The first ever WordCampED took place today on the campus of George Mason University in Fairfax, VA. WordPress users love WordPress – and when you mix that with a passionate cause (like learning/teaching/education), lively discussion ensues.
Jeff McClurken talked about how he uses blogs to manage his classes (instead of, say, Blackboard). For anyone who hasn’t used the Blackboard LMS, it’s ugly, expensive, difficult, proprietary and it values data more than learning and usability. There are open source LMSs (like the really great Moodle) – and WordPress actually fits well into this category (see below).
What are the options for hosting WP blogs? A public school teacher may not have access to server space within the school system and could easily set up a blog on WordPress.com. For those who do have access to in-house hosting, there’s WordPress.org – the latest version can be downloaded and installed in 5 minutes or less. And it’s possible to host many blogs with one installation using WordPress MU (multi-user – it’s what wordpress.com runs on).
There’s discussion as to whether having a single blog with many student logins is best, or individual blogs linked via RSS (syndication) to a single parent blog. I like the latter because:
- Students have control over their entire blog instance
- Students may be inclined to continue blogging after the course ends
- New bloggers may feel slightly less self conscious blogging on their own blog and more inclined to blog regularly
However, having a single course blog can make sense because:
- It might be slightly easier to maintain from an instructor’s perspective, and key students can be tapped to help maintain the blog

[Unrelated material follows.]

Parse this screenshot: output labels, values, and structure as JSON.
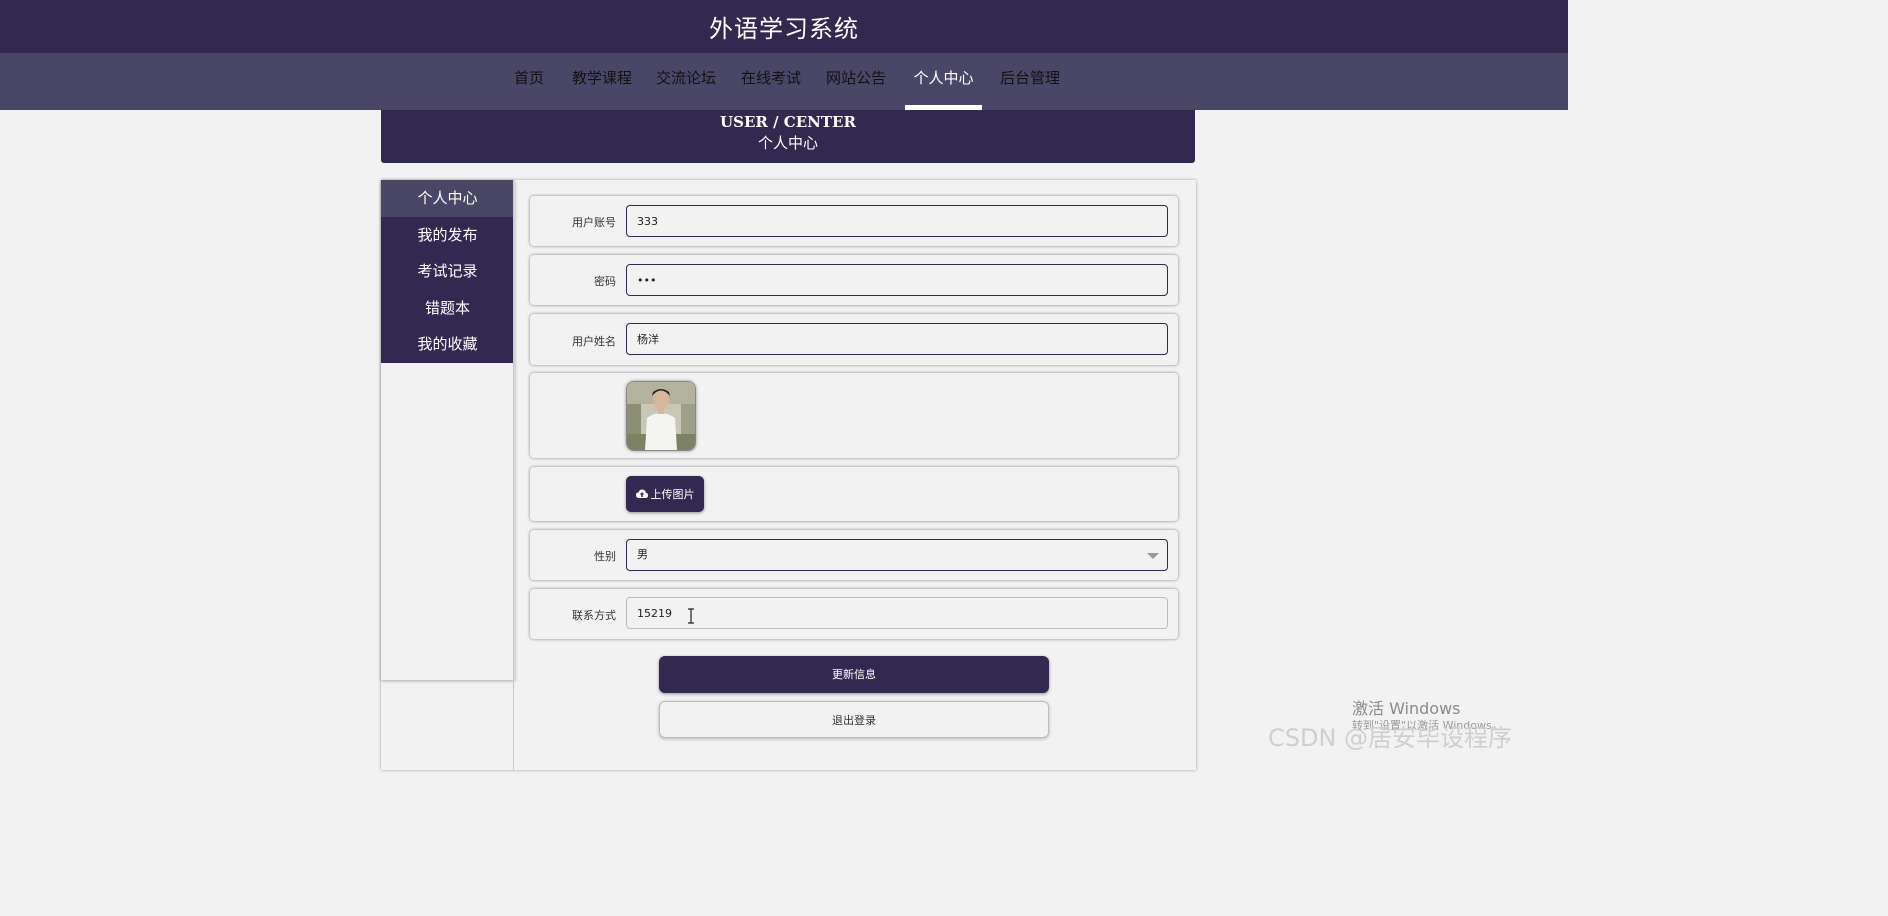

- Content may be retrieved faster (all the comments are in one place)
- This could potentially be more collaborative than individual blogs (although the individual blogs can be linked to the parent blog).

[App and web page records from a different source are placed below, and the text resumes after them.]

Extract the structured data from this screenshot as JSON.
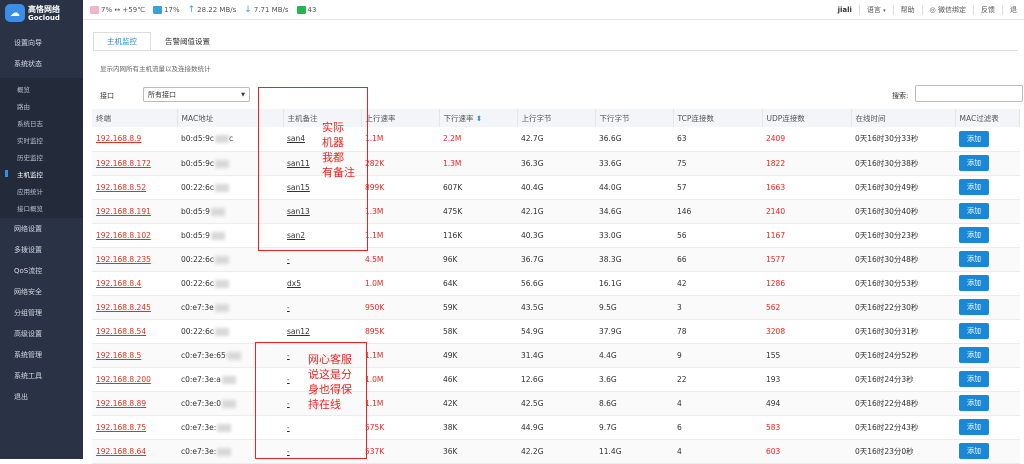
{
  "brand": {
    "name_cn": "高恪网络",
    "name_en": "Gocloud"
  },
  "sidebar": {
    "items": [
      {
        "label": "设置向导"
      },
      {
        "label": "系统状态"
      }
    ],
    "sub": [
      {
        "label": "概览"
      },
      {
        "label": "路由"
      },
      {
        "label": "系统日志"
      },
      {
        "label": "实时监控"
      },
      {
        "label": "历史监控"
      },
      {
        "label": "主机监控"
      },
      {
        "label": "应用统计"
      },
      {
        "label": "接口概览"
      }
    ],
    "items2": [
      {
        "label": "网络设置"
      },
      {
        "label": "多拨设置"
      },
      {
        "label": "QoS流控"
      },
      {
        "label": "网络安全"
      },
      {
        "label": "分组管理"
      },
      {
        "label": "高级设置"
      },
      {
        "label": "系统管理"
      },
      {
        "label": "系统工具"
      },
      {
        "label": "退出"
      }
    ]
  },
  "topbar": {
    "cpu": "7% ↔ +59℃",
    "mem": "17%",
    "up": "28.22 MB/s",
    "down": "7.71 MB/s",
    "count": "43",
    "user": "jiali",
    "lang": "语言",
    "help": "帮助",
    "wechat": "微信绑定",
    "feedback": "反馈",
    "logout": "退"
  },
  "tabs": {
    "t1": "主机监控",
    "t2": "告警阈值设置"
  },
  "desc": "显示内网所有主机流量以及连接数统计",
  "filter": {
    "label": "接口",
    "value": "所有接口",
    "search_label": "搜索:"
  },
  "table": {
    "headers": [
      "终端",
      "MAC地址",
      "主机备注",
      "上行速率",
      "下行速率",
      "上行字节",
      "下行字节",
      "TCP连接数",
      "UDP连接数",
      "在线时间",
      "MAC过滤表"
    ],
    "sort_icon": "⬍",
    "rows": [
      {
        "ip": "192.168.8.9",
        "mac": "b0:d5:9c",
        "mac2": "c",
        "note": "san4",
        "up": "1.1M",
        "down": "2.2M",
        "ub": "42.7G",
        "db": "36.6G",
        "tcp": "63",
        "udp": "2409",
        "time": "0天16时30分33秒",
        "btn": "添加"
      },
      {
        "ip": "192.168.8.172",
        "mac": "b0:d5:9c",
        "mac2": "",
        "note": "san11",
        "up": "282K",
        "down": "1.3M",
        "ub": "36.3G",
        "db": "33.6G",
        "tcp": "75",
        "udp": "1822",
        "time": "0天16时30分38秒",
        "btn": "添加"
      },
      {
        "ip": "192.168.8.52",
        "mac": "00:22:6c",
        "mac2": "",
        "note": "san15",
        "up": "899K",
        "down": "607K",
        "ub": "40.4G",
        "db": "44.0G",
        "tcp": "57",
        "udp": "1663",
        "time": "0天16时30分49秒",
        "btn": "添加"
      },
      {
        "ip": "192.168.8.191",
        "mac": "b0:d5:9",
        "mac2": "",
        "note": "san13",
        "up": "1.3M",
        "down": "475K",
        "ub": "42.1G",
        "db": "34.6G",
        "tcp": "146",
        "udp": "2140",
        "time": "0天16时30分40秒",
        "btn": "添加"
      },
      {
        "ip": "192.168.8.102",
        "mac": "b0:d5:9",
        "mac2": "",
        "note": "san2",
        "up": "1.1M",
        "down": "116K",
        "ub": "40.3G",
        "db": "33.0G",
        "tcp": "56",
        "udp": "1167",
        "time": "0天16时30分23秒",
        "btn": "添加"
      },
      {
        "ip": "192.168.8.235",
        "mac": "00:22:6c",
        "mac2": "",
        "note": "-",
        "up": "4.5M",
        "down": "96K",
        "ub": "36.7G",
        "db": "38.3G",
        "tcp": "66",
        "udp": "1577",
        "time": "0天16时30分48秒",
        "btn": "添加"
      },
      {
        "ip": "192.168.8.4",
        "mac": "00:22:6c",
        "mac2": "",
        "note": "dx5",
        "up": "1.0M",
        "down": "64K",
        "ub": "56.6G",
        "db": "16.1G",
        "tcp": "42",
        "udp": "1286",
        "time": "0天16时30分53秒",
        "btn": "添加"
      },
      {
        "ip": "192.168.8.245",
        "mac": "c0:e7:3e",
        "mac2": "",
        "note": "-",
        "up": "950K",
        "down": "59K",
        "ub": "43.5G",
        "db": "9.5G",
        "tcp": "3",
        "udp": "562",
        "time": "0天16时22分30秒",
        "btn": "添加"
      },
      {
        "ip": "192.168.8.54",
        "mac": "00:22:6c",
        "mac2": "",
        "note": "san12",
        "up": "895K",
        "down": "58K",
        "ub": "54.9G",
        "db": "37.9G",
        "tcp": "78",
        "udp": "3208",
        "time": "0天16时30分31秒",
        "btn": "添加"
      },
      {
        "ip": "192.168.8.5",
        "mac": "c0:e7:3e:65",
        "mac2": "",
        "note": "-",
        "up": "1.1M",
        "down": "49K",
        "ub": "31.4G",
        "db": "4.4G",
        "tcp": "9",
        "udp": "155",
        "time": "0天16时24分52秒",
        "btn": "添加"
      },
      {
        "ip": "192.168.8.200",
        "mac": "c0:e7:3e:a",
        "mac2": "",
        "note": "-",
        "up": "1.0M",
        "down": "46K",
        "ub": "12.6G",
        "db": "3.6G",
        "tcp": "22",
        "udp": "193",
        "time": "0天16时24分3秒",
        "btn": "添加"
      },
      {
        "ip": "192.168.8.89",
        "mac": "c0:e7:3e:0",
        "mac2": "",
        "note": "-",
        "up": "1.1M",
        "down": "42K",
        "ub": "42.5G",
        "db": "8.6G",
        "tcp": "4",
        "udp": "494",
        "time": "0天16时22分48秒",
        "btn": "添加"
      },
      {
        "ip": "192.168.8.75",
        "mac": "c0:e7:3e:",
        "mac2": "",
        "note": "-",
        "up": "575K",
        "down": "38K",
        "ub": "44.9G",
        "db": "9.7G",
        "tcp": "6",
        "udp": "583",
        "time": "0天16时22分43秒",
        "btn": "添加"
      },
      {
        "ip": "192.168.8.64",
        "mac": "c0:e7:3e:",
        "mac2": "",
        "note": "-",
        "up": "537K",
        "down": "36K",
        "ub": "42.2G",
        "db": "11.4G",
        "tcp": "4",
        "udp": "603",
        "time": "0天16时23分0秒",
        "btn": "添加"
      }
    ]
  },
  "annotations": {
    "a1": [
      "实际",
      "机器",
      "我都",
      "有备注"
    ],
    "a2": [
      "网心客服",
      "说这是分",
      "身也得保",
      "持在线"
    ]
  }
}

Selling the administration on WordPress
OK, so you are sold on WordPress like I am – how does one bring it to their organization? There are predictable questions that regularly have to be addressed.
“We’ve already allocated $150,000.00 for Blackboard.”
Hmm. And we are looking at shrinking the faculty/educational budgets because the economy isn’t sure it wants to live in the United States anymore. Wouldn’t $150,000 dollars help? WordPress is a mature platform – and it’s free.
“There isn’t a budget to hire programmers.”
We don’t need to hire programmers. The people who make WordPress keep it like a shiny new pin, security issues are resolved often before they are issues, and given that there are MILLIONS of WordPress installations all over the world, it’s extremely well tended by its own community. There are virtually plug-ins for every possible feature/configuration request/idea.
“WordPress is a blog. Why would we use a blog in a course?”
There are plug-ins that can transform WordPress into courseware – like ScholarPress.
And, we DO need blogs in the classroom. Having blogs hosted in education helps shepherd our student’s digital identities, and teaches valuable skills in communication, fosters digital literacy in the course/classroom AND promotes creativity and collaboration.
“What about FERPA issues? And how to we manage the institution’s image when students have blogs?”
Privacy can be managed at the application level, and through policy as well. Hopefully, there are already policies in place to govern Internet usage and digital materials within the institution. We could start here.
And here’s the thing – this is already happening in institutions all over the world. We can approach this though a fearful, risk based approach (inspired in a big way by the RIAA and like minded organizations). Or, we can be A PART of the bigger conversation about education, and contribute to it – we can propel education and e-learning forward and NOT be left behind. Communities often behave in the spirit they are created – so, let’s create a positive, powerful collaborative learning environment. What could be better?
“Blogging takes time.”
What doesn’t? Sure, you can manage course documents via e-mail and worse, printed Word documents. And, when the class is over, projects once toiled over whither and fade. Blogging, however, can ensure that research projects endure. Which may lead to future opportunities for bloggers (employment, grants, fame, etc). Check out the Historical State Markers blog, which is actually linked as reference material from the State site – it’s a fantastic use of research.
There are challenges to introducing blogging into our courses – how do grade a “blog?” How do I encourage real participation from students and not just “I agree with the article” comments.
There are endless possibilities and many amazing success stories. As educators – we can and should share our thoughts, approaches, code, ideas and help each other to succeed. As students, we can shape the course with our participation. We can build relationships with our peers and create lasting works that actually help others. We can foster amazing educational experiences, develop life long skills and partnerships and help define the next wave of educational technologies.